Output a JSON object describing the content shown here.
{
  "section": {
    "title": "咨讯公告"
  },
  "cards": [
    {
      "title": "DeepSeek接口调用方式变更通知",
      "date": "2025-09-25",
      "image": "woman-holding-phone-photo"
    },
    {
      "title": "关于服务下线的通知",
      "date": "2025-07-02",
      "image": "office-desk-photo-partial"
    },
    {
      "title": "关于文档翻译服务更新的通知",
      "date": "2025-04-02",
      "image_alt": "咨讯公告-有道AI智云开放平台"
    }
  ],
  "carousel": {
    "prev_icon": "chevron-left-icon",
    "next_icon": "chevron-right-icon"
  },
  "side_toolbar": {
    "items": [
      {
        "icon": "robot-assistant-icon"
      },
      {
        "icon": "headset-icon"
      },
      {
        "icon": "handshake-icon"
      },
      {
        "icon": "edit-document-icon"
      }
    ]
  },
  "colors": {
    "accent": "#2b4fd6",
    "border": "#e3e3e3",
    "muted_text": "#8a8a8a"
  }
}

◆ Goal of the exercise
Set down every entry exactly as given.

◆ The completed task
Output a JSON object describing the content shown here.
{
  "section": {
    "title": "咨讯公告"
  },
  "cards": [
    {
      "title": "DeepSeek接口调用方式变更通知",
      "date": "2025-09-25",
      "image": "woman-holding-phone-photo"
    },
    {
      "title": "关于服务下线的通知",
      "date": "2025-07-02",
      "image": "office-desk-photo-partial"
    },
    {
      "title": "关于文档翻译服务更新的通知",
      "date": "2025-04-02",
      "image_alt": "咨讯公告-有道AI智云开放平台"
    }
  ],
  "carousel": {
    "prev_icon": "chevron-left-icon",
    "next_icon": "chevron-right-icon"
  },
  "side_toolbar": {
    "items": [
      {
        "icon": "robot-assistant-icon"
      },
      {
        "icon": "headset-icon"
      },
      {
        "icon": "handshake-icon"
      },
      {
        "icon": "edit-document-icon"
      }
    ]
  },
  "colors": {
    "accent": "#2b4fd6",
    "border": "#e3e3e3",
    "muted_text": "#8a8a8a"
  }
}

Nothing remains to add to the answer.